- **Task objective**
Keeping every word in place, write out the entries that come next.

START Input records

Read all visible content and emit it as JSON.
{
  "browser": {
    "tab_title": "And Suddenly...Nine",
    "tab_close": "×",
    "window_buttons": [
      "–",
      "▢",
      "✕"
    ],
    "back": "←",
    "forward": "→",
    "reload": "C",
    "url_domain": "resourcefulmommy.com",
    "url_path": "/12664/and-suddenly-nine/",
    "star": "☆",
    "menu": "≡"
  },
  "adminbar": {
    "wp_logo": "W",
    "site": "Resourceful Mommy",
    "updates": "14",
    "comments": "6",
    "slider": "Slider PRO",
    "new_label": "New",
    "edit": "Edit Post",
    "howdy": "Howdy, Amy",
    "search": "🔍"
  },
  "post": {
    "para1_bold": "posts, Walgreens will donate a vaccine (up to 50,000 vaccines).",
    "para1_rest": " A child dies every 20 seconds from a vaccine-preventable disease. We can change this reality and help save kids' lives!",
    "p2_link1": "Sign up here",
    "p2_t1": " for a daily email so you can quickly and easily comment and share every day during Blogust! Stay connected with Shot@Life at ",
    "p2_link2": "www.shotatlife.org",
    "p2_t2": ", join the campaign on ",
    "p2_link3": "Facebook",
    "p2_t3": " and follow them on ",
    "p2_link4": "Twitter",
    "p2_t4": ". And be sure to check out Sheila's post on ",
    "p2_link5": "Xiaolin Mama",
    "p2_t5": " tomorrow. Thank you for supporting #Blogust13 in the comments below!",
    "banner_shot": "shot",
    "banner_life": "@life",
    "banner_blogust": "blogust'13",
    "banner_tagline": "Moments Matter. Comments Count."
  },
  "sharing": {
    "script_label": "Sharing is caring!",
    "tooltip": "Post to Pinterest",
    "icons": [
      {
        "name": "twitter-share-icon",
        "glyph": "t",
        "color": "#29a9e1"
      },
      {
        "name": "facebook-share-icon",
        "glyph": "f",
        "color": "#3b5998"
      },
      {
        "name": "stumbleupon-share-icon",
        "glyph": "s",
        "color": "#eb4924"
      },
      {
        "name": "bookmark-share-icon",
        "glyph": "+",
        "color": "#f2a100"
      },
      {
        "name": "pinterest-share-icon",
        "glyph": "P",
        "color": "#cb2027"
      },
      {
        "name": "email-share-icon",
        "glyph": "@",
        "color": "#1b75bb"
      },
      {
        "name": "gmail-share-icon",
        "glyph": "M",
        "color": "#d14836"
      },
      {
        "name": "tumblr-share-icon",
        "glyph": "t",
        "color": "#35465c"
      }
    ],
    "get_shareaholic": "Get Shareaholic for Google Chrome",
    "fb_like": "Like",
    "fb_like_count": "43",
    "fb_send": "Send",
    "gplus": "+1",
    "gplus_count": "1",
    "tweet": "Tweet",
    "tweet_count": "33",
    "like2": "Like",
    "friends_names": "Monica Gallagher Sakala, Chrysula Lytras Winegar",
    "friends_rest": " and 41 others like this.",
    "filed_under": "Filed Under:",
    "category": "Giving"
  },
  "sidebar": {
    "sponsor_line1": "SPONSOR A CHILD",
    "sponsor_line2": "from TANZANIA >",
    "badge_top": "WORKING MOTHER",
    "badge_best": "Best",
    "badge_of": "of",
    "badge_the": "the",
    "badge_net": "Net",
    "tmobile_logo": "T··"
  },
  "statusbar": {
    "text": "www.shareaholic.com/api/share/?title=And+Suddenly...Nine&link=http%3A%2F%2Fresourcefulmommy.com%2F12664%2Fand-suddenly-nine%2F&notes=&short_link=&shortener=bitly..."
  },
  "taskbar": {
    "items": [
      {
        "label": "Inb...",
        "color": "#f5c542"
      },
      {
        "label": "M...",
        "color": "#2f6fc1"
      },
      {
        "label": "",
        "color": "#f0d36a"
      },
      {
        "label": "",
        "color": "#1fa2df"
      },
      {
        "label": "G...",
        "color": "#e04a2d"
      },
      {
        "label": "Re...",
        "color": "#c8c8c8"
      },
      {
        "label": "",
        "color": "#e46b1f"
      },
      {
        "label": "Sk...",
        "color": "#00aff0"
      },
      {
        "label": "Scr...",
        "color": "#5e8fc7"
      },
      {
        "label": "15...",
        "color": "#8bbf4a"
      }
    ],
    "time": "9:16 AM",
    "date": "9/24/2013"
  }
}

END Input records

- **Response**
Read all visible content and emit it as JSON.
{
  "browser": {
    "tab_title": "And Suddenly...Nine",
    "tab_close": "×",
    "window_buttons": [
      "–",
      "▢",
      "✕"
    ],
    "back": "←",
    "forward": "→",
    "reload": "C",
    "url_domain": "resourcefulmommy.com",
    "url_path": "/12664/and-suddenly-nine/",
    "star": "☆",
    "menu": "≡"
  },
  "adminbar": {
    "wp_logo": "W",
    "site": "Resourceful Mommy",
    "updates": "14",
    "comments": "6",
    "slider": "Slider PRO",
    "new_label": "New",
    "edit": "Edit Post",
    "howdy": "Howdy, Amy",
    "search": "🔍"
  },
  "post": {
    "para1_bold": "posts, Walgreens will donate a vaccine (up to 50,000 vaccines).",
    "para1_rest": " A child dies every 20 seconds from a vaccine-preventable disease. We can change this reality and help save kids' lives!",
    "p2_link1": "Sign up here",
    "p2_t1": " for a daily email so you can quickly and easily comment and share every day during Blogust! Stay connected with Shot@Life at ",
    "p2_link2": "www.shotatlife.org",
    "p2_t2": ", join the campaign on ",
    "p2_link3": "Facebook",
    "p2_t3": " and follow them on ",
    "p2_link4": "Twitter",
    "p2_t4": ". And be sure to check out Sheila's post on ",
    "p2_link5": "Xiaolin Mama",
    "p2_t5": " tomorrow. Thank you for supporting #Blogust13 in the comments below!",
    "banner_shot": "shot",
    "banner_life": "@life",
    "banner_blogust": "blogust'13",
    "banner_tagline": "Moments Matter. Comments Count."
  },
  "sharing": {
    "script_label": "Sharing is caring!",
    "tooltip": "Post to Pinterest",
    "icons": [
      {
        "name": "twitter-share-icon",
        "glyph": "t",
        "color": "#29a9e1"
      },
      {
        "name": "facebook-share-icon",
        "glyph": "f",
        "color": "#3b5998"
      },
      {
        "name": "stumbleupon-share-icon",
        "glyph": "s",
        "color": "#eb4924"
      },
      {
        "name": "bookmark-share-icon",
        "glyph": "+",
        "color": "#f2a100"
      },
      {
        "name": "pinterest-share-icon",
        "glyph": "P",
        "color": "#cb2027"
      },
      {
        "name": "email-share-icon",
        "glyph": "@",
        "color": "#1b75bb"
      },
      {
        "name": "gmail-share-icon",
        "glyph": "M",
        "color": "#d14836"
      },
      {
        "name": "tumblr-share-icon",
        "glyph": "t",
        "color": "#35465c"
      }
    ],
    "get_shareaholic": "Get Shareaholic for Google Chrome",
    "fb_like": "Like",
    "fb_like_count": "43",
    "fb_send": "Send",
    "gplus": "+1",
    "gplus_count": "1",
    "tweet": "Tweet",
    "tweet_count": "33",
    "like2": "Like",
    "friends_names": "Monica Gallagher Sakala, Chrysula Lytras Winegar",
    "friends_rest": " and 41 others like this.",
    "filed_under": "Filed Under:",
    "category": "Giving"
  },
  "sidebar": {
    "sponsor_line1": "SPONSOR A CHILD",
    "sponsor_line2": "from TANZANIA >",
    "badge_top": "WORKING MOTHER",
    "badge_best": "Best",
    "badge_of": "of",
    "badge_the": "the",
    "badge_net": "Net",
    "tmobile_logo": "T··"
  },
  "statusbar": {
    "text": "www.shareaholic.com/api/share/?title=And+Suddenly...Nine&link=http%3A%2F%2Fresourcefulmommy.com%2F12664%2Fand-suddenly-nine%2F&notes=&short_link=&shortener=bitly..."
  },
  "taskbar": {
    "items": [
      {
        "label": "Inb...",
        "color": "#f5c542"
      },
      {
        "label": "M...",
        "color": "#2f6fc1"
      },
      {
        "label": "",
        "color": "#f0d36a"
      },
      {
        "label": "",
        "color": "#1fa2df"
      },
      {
        "label": "G...",
        "color": "#e04a2d"
      },
      {
        "label": "Re...",
        "color": "#c8c8c8"
      },
      {
        "label": "",
        "color": "#e46b1f"
      },
      {
        "label": "Sk...",
        "color": "#00aff0"
      },
      {
        "label": "Scr...",
        "color": "#5e8fc7"
      },
      {
        "label": "15...",
        "color": "#8bbf4a"
      }
    ],
    "time": "9:16 AM",
    "date": "9/24/2013"
  }
}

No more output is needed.